In short, AI artwork has emerged so quickly that there are significant practical, legal and ethical issues surrounding it and the battle lines on all three are being drawn as we speak.
Unfortunately, all three are messy, and it could be years before norms are established. In the meantime, that sets the stage for chaos and a lot of hurt feelings.
Some Simple Steps for Now
Simply put, there’s no way to resolve all these issues right now. Even the legal ones are going to be messy and take years to get good answers on.
For example, even though the US Copyright Office has ruled that AI art can’t be protected by copyright, the divide between human created and computer created art isn’t a bright line, but a spectrum. As such, there are a myriad of questions about that space, even with a seemingly definitive ruling.
However, that doesn’t particularly help things right now and, as we’ve seen, many are already facing challenges with AI art already. That said, there are a few things that can be done today to help smooth things out.
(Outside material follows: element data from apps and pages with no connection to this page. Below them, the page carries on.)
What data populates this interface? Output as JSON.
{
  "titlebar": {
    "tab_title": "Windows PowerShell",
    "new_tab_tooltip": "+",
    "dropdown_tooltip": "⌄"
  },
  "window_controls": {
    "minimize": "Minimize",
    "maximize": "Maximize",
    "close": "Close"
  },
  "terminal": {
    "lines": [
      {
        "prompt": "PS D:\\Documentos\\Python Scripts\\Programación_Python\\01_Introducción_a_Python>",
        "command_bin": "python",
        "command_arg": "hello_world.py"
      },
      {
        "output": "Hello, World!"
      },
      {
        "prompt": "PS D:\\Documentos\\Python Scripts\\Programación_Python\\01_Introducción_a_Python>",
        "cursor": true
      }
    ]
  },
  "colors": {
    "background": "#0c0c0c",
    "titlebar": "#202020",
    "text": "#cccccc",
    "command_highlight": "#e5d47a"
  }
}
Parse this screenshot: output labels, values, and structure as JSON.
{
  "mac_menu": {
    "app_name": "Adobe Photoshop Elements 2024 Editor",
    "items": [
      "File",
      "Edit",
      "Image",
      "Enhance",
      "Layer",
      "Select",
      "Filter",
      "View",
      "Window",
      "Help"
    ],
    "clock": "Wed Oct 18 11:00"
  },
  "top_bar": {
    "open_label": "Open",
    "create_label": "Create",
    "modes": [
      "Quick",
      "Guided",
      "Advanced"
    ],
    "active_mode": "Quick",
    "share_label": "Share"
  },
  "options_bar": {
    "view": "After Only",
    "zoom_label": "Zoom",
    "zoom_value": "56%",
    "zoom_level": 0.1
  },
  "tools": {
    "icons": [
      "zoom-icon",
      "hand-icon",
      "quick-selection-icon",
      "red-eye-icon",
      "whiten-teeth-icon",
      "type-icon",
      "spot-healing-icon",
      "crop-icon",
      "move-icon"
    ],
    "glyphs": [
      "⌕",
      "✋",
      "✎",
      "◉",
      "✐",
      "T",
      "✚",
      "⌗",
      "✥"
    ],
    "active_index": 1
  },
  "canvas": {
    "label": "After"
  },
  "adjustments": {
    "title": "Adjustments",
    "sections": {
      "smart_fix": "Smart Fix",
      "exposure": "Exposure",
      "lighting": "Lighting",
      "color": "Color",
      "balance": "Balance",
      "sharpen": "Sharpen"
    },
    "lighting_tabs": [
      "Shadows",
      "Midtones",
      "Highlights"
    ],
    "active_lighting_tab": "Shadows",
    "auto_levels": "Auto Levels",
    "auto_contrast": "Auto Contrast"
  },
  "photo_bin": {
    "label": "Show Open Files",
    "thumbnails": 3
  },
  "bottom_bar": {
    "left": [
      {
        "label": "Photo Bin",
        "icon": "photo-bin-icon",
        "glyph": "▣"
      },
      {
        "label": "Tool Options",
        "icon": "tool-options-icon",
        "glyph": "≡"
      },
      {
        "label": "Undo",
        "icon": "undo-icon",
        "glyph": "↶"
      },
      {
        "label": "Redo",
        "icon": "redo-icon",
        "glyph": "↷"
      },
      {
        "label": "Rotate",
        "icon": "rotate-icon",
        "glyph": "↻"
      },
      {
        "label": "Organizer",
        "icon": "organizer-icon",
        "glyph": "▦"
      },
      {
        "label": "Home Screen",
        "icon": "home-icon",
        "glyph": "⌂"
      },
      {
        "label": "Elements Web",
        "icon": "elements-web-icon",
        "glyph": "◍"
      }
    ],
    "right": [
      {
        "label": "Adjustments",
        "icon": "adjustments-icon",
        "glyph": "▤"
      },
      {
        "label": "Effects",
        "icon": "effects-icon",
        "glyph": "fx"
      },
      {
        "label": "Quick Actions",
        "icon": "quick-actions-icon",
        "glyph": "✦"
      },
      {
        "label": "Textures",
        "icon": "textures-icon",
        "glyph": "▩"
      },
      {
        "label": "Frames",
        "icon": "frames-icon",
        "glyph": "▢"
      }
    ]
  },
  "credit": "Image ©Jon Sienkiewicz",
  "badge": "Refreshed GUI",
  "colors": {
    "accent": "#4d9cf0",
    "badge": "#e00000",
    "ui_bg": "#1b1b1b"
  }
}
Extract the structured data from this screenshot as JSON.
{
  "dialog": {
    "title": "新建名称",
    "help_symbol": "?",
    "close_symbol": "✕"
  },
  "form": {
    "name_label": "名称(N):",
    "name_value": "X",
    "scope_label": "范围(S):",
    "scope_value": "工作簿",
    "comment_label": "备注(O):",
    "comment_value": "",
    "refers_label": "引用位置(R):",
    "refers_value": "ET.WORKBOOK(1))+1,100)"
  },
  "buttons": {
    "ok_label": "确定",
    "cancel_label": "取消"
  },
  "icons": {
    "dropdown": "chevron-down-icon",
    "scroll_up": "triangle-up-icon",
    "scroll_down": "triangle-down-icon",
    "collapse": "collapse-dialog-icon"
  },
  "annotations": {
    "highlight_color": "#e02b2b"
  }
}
- Always Disclose AI Art: If art is AI-generated, either in hole or in part, it should be disclosed. This is no different from disclosing the medium used or other works that were involved. Proactive disclosure prevents people from feeling misled by the artwork.
- Provide a Space for AI Art: Platforms that host art should make it easy for artists to tag their work as AI generated. A simple toggle to indicate if the work was created manually, partially by AI or entirely by AI would not only help prevent confusion, but also help categorize and organize the work. This could be bolstered by systems that detect AI artwork, to help spot cases where the usage wasn’t disclosed.
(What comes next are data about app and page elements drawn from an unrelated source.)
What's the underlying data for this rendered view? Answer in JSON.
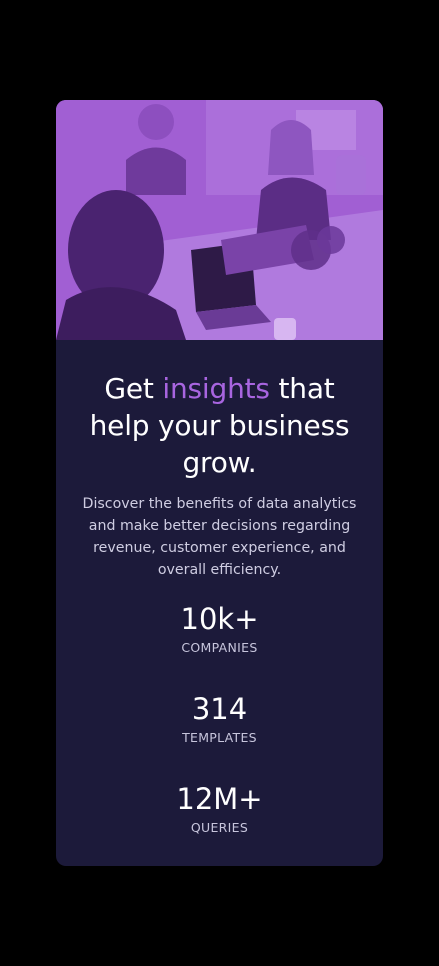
{
  "card": {
    "image_alt": "People working together at a table with laptops",
    "overlay_color": "#aa5cdb"
  },
  "headline": {
    "before": "Get ",
    "accent": "insights",
    "after": " that help your business grow."
  },
  "description": "Discover the benefits of data analytics and make better decisions regarding revenue, customer experience, and overall efficiency.",
  "stats": [
    {
      "value": "10k+",
      "label": "COMPANIES"
    },
    {
      "value": "314",
      "label": "TEMPLATES"
    },
    {
      "value": "12M+",
      "label": "QUERIES"
    }
  ],
  "colors": {
    "background": "#000000",
    "card": "#1c1a3a",
    "accent": "#a865e0",
    "text": "#ffffff",
    "muted": "#cfcde2"
  }
}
- Set Reasonable Limits: Platforms need to set reasonable limits on uploads. An AI that uploads an image every 40 seconds is no different from a human spammer. AI does provide new challenges for platforms, but TOS changes, rate limits and other changes can blunt the worst of those challenges without singling out AI art or artists.
While these can help address both the practical and ethical issues with AI, at least for now, it doesn’t do much for the legal.
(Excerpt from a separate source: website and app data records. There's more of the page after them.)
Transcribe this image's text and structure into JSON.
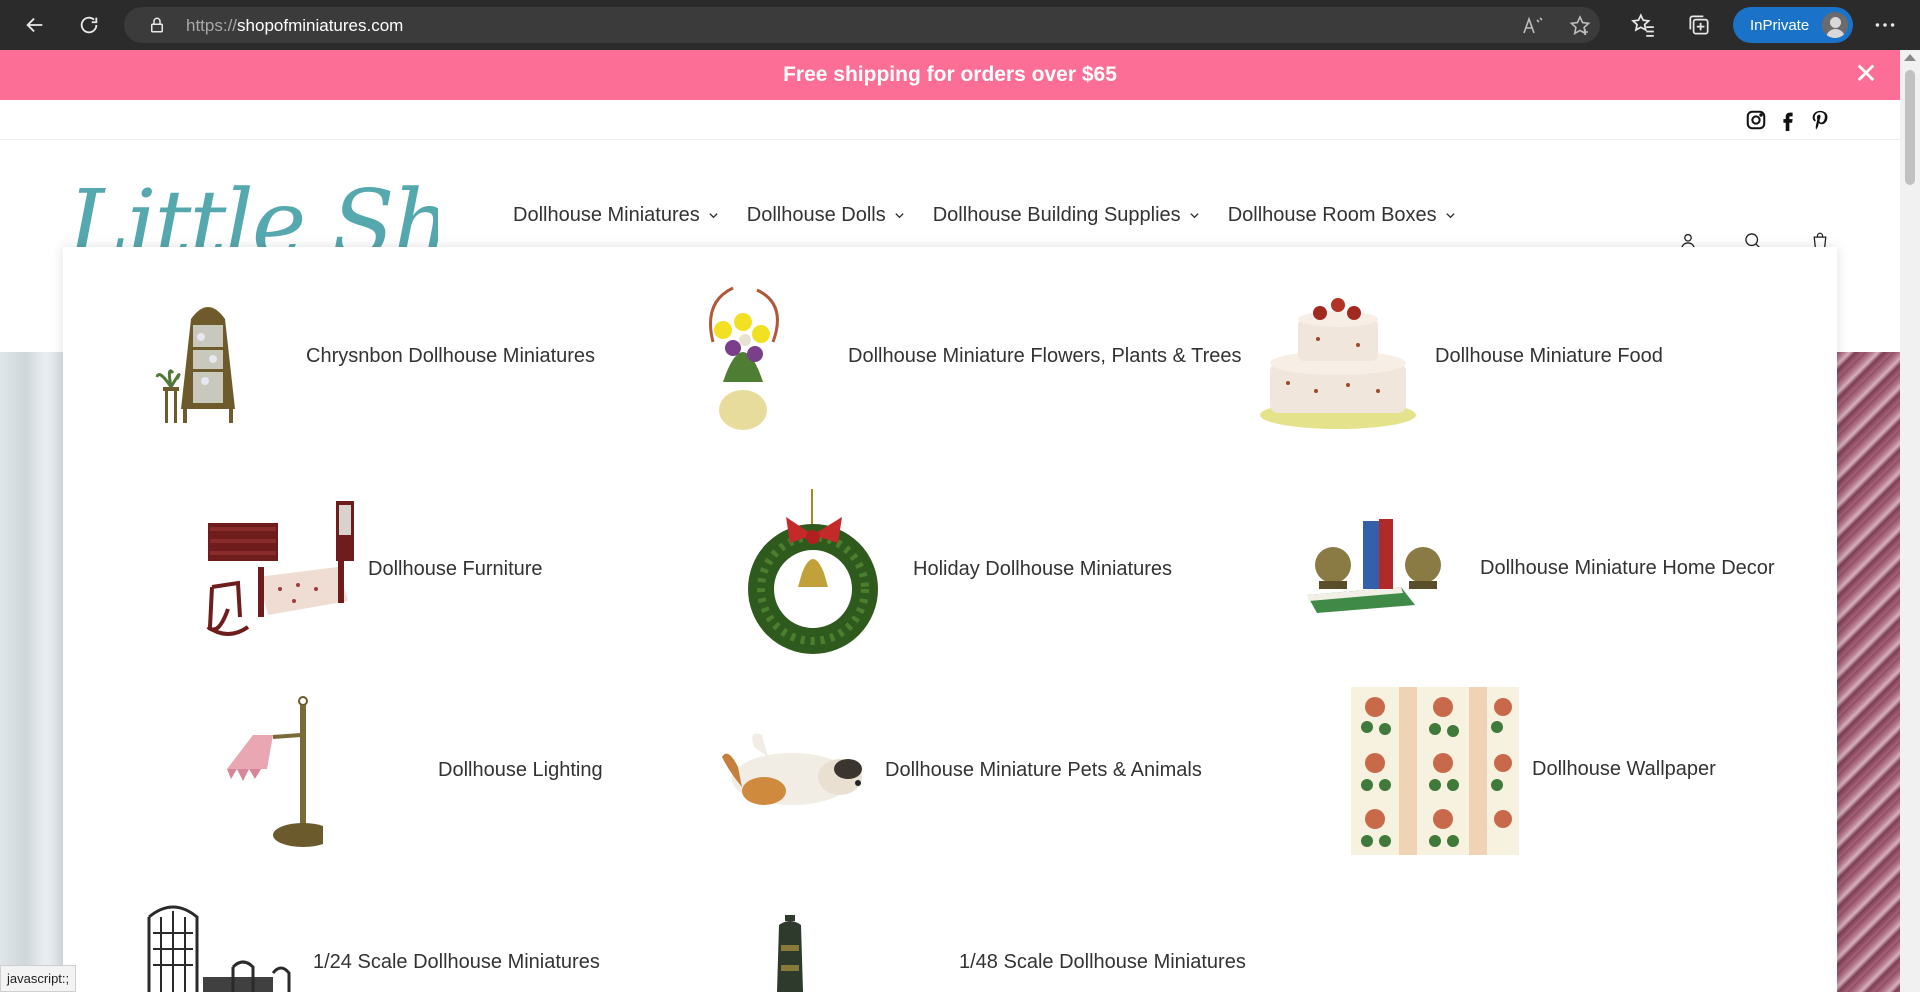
{
  "browser": {
    "url_scheme": "https://",
    "url_host": "shopofminiatures.com",
    "inprivate_label": "InPrivate"
  },
  "promo": {
    "text": "Free shipping for orders over $65",
    "close_glyph": "✕"
  },
  "social": [
    "instagram-icon",
    "facebook-icon",
    "pinterest-icon"
  ],
  "logo": {
    "text": "Little Shop"
  },
  "nav": {
    "items": [
      {
        "label": "Dollhouse Miniatures"
      },
      {
        "label": "Dollhouse Dolls"
      },
      {
        "label": "Dollhouse Building Supplies"
      },
      {
        "label": "Dollhouse Room Boxes"
      }
    ]
  },
  "mega_menu": {
    "items": [
      {
        "label": "Chrysnbon Dollhouse Miniatures",
        "icon": "curio-cabinet-image"
      },
      {
        "label": "Dollhouse Miniature Flowers, Plants & Trees",
        "icon": "flower-pot-image"
      },
      {
        "label": "Dollhouse Miniature Food",
        "icon": "cake-image"
      },
      {
        "label": "Dollhouse Furniture",
        "icon": "bedroom-set-image"
      },
      {
        "label": "Holiday Dollhouse Miniatures",
        "icon": "wreath-image"
      },
      {
        "label": "Dollhouse Miniature Home Decor",
        "icon": "bookends-image"
      },
      {
        "label": "Dollhouse Lighting",
        "icon": "lamp-image"
      },
      {
        "label": "Dollhouse Miniature Pets & Animals",
        "icon": "puppy-image"
      },
      {
        "label": "Dollhouse Wallpaper",
        "icon": "wallpaper-image"
      },
      {
        "label": "1/24 Scale Dollhouse Miniatures",
        "icon": "garden-set-image"
      },
      {
        "label": "1/48 Scale Dollhouse Miniatures",
        "icon": "stove-image"
      }
    ]
  },
  "status_bar": {
    "text": "javascript:;"
  },
  "colors": {
    "promo_bg": "#fc6e95",
    "logo": "#55a8ae",
    "browser_chrome": "#2b2b2b",
    "inprivate": "#1a73c9"
  }
}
However, there is a problem there. Though no court has ruled directly on the use of copyright-protected images to train an AI system, recent ruling such as the Authors Guild v. Google ruling make it seem unlikely that courts would rule against AI in this capacity.
In that case, authors objected to their books being scanned and used by Google to make a searchable database of books. However, the courts found that the use was transformative enough, and the amount republished was small enough to rule in favor of Google.
Ideally, the creators of AI systems would rely solely on opt-in sources or, at the very least, allow artists the ability to opt out. However, if a case does make it to court, it will be an uphill battle for the artist unless it can be shown that an AI-produced work copied protectable elements from the original work.
That is already a difficult hill to climb in many cases and will only get more difficult as AI gets better at hiding it “inspiration.”
In the digital age, technology has a way of far outpacing our legal and social norms. We’ve seen this time and again as human systems try to keep up with digital evolutions.
AI is no different there but, depending on the path it takes, it could be a much bigger landscape change and come much faster than anything before it.
The best thing we can do right now is to try and be honest about it. It may be true that, someday, AI art will be just as accepted as oils paints or photography is today. As such, disclosing the use of AI may, at some point, seem quaint.
But if artists want communities to make room for them, they have to know who and what they are making room for. The discussion about whether AI art is art and where it should be allowed can’t be held if no one is clear on what is what.
Right now, transparency is possibly the most important thing, even if it feels like it isn’t necessary at all.